Full-width-at-half-maximum (FWHM) in transverse and axial directions.
|Semi-aperture angle (deg)||Transverse FWHM (λ)||Axial FWHM (λ)|
Much work has been done on the realization of a strong longitudinally polarized focal field because of its applications such as particle acceleration, optical tweezers, and high-resolution microscopy. The existing lens systems can be used to increase the conversion efficiency to nearly 80%, which means that the energy of the longitudinal component within the focal volume is nearly four times stronger than that of the radial component. It can be seen from Fig. 9 that the biggest value of the ratios for different eccentricities are different, and the semi-aperture angles required to produce the tightest focal spot are not alike, too. A deeper elliptical mirror with can focus a stronger longitudinal field than a shallower elliptical mirror with . The four lines in Fig. 9 reveal the maximum and the integral values of versus the semi-aperture angle, and the peaks of them are greater than 99, which means that the conversion efficiency defined in Eq. (13) can go beyond 99% when the aperture angles of elliptical mirrors with different eccentricities are greater than . It can, therefore, be concluded that elliptical mirror is a more effective focusing element to acquire strong and pure longitudinal field in the focal plane.
A concise analytic expression of apodization function was derived for an elliptical mirror. The focusing properties under linearly and radially polarized illuminations were studied using this apodization function when the aperture angle of the elliptical mirror is greater than . It was found that a bone-shaped focal spot can be generated by focusing a linearly polarized beam and a tight-circularly symmetric spot can be formed by focusing a radially polarized one. The conversion efficiency of the longitudinal field in an EMBS can go beyond 99% under radially polarized illumination, which means that a quite strong and pure longitudinal field near the focal region can be obtained. The nature of an elliptical mirror with two conjugate foci makes it attractive for scanning microscopy, optical tweezers, and particle acceleration.

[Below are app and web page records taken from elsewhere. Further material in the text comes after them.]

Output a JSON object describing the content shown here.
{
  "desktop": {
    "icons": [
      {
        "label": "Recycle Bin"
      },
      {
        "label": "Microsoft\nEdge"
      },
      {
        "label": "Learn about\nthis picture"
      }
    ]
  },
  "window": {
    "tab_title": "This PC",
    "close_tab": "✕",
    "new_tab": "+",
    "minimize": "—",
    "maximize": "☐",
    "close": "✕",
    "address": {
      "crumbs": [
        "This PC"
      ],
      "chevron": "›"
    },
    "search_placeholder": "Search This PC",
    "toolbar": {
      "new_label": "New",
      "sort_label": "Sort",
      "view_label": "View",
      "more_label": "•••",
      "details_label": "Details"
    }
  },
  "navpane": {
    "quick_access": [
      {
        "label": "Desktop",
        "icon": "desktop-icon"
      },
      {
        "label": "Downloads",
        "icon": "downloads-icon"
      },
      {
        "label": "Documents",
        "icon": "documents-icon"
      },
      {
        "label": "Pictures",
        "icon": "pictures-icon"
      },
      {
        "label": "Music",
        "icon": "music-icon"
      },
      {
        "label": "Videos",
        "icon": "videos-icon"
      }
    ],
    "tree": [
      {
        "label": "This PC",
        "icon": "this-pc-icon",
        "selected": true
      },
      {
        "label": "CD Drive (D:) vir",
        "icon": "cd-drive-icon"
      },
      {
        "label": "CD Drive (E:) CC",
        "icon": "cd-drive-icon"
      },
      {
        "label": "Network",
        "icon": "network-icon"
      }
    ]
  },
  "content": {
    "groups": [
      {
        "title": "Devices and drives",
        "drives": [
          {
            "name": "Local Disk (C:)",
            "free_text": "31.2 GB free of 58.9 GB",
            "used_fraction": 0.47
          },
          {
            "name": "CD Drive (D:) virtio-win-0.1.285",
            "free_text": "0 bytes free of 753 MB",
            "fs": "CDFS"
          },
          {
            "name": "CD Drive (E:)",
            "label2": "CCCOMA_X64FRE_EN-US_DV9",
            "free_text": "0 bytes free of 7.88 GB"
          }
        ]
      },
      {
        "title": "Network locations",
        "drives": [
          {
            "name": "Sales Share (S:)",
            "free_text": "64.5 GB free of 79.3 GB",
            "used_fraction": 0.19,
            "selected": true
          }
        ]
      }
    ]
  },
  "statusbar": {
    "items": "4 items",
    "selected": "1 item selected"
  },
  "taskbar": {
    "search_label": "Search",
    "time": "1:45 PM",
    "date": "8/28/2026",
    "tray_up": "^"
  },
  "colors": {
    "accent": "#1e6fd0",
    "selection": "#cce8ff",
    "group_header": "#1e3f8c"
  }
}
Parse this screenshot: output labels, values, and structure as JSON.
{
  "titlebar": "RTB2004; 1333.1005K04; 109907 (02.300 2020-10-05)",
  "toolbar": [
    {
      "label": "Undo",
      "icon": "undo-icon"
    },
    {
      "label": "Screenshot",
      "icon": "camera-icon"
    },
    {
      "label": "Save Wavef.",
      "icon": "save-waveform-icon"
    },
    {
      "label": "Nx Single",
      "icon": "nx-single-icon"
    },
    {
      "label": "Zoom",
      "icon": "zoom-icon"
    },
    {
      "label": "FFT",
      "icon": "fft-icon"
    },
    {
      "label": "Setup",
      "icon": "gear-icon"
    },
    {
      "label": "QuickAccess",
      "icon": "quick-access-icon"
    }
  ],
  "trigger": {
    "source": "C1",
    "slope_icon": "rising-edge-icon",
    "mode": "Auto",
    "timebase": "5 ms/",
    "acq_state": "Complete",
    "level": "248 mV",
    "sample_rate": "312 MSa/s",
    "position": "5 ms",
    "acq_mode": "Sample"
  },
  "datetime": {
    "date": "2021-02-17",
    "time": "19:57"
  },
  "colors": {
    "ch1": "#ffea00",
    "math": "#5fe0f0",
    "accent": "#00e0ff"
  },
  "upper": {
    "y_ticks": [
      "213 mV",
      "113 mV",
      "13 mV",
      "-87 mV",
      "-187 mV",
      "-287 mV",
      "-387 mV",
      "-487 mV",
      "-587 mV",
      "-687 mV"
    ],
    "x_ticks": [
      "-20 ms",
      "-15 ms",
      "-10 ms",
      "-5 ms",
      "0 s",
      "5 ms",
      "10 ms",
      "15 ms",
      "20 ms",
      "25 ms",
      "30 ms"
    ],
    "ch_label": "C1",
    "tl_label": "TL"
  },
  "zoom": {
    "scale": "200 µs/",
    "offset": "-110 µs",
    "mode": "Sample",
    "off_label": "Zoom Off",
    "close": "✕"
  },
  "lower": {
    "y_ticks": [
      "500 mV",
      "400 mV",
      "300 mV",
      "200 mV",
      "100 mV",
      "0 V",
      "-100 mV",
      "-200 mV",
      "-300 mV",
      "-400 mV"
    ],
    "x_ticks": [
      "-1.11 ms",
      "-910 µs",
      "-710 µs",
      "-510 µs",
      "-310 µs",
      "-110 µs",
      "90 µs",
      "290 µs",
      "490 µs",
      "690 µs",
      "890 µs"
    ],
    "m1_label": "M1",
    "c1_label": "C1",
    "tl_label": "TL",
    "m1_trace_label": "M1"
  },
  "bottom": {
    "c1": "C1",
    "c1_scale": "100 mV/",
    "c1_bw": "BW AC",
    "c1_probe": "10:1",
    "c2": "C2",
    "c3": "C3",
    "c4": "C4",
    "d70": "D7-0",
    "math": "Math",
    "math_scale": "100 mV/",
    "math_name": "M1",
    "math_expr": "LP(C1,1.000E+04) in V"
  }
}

This work is funded by National Natural Science Foundation of China (Grant Nos. 50905048, 51275121, 51205089, and 61078049).
Jian Liu obtained his BS degree from Southwest Jiaotong University, China, in 1997. He was then awarded the MS and PhD degrees from Harbin Institute of Technology in 2002 and 2009, respectively. In 2012, he became a professor in the Department of Automation Measurement and Control, Harbin Institute of Technology, China. His research interests include superresolution light microscopy, precision measurement, and metrology.
Min Ai obtained his BS degree from Harbin Institute of Technology, China, in 2011. He is currently a second year MS student at Harbin Institute of Technology. His research interests are focusing theory and its related applications.
He Zhang obtained his BS degree from Harbin Institute of Technology, China, in 2012. He is currently a first year MS student at Harbin Institute of Technology, China. His research interests are focusing theory and its related applications.
Jiubin Tan received his BS, MS, and PhD degrees from the Department of Automation Measurement and Control, Harbin Institute of Technology, China, in 1982, 1988, and 1991, respectively. He became a professor of measurement and instrumentation in 1995 and was the dean of the Department of Automation Measurement and Control. He is currently the director of the Center of Ultra-precision Optoelectronic Instrument Engineering, Harbin Institute of Technology, China. His research covers a wide range of disciplines and technologies in the fields of ultra-precision measurement and instrumentation.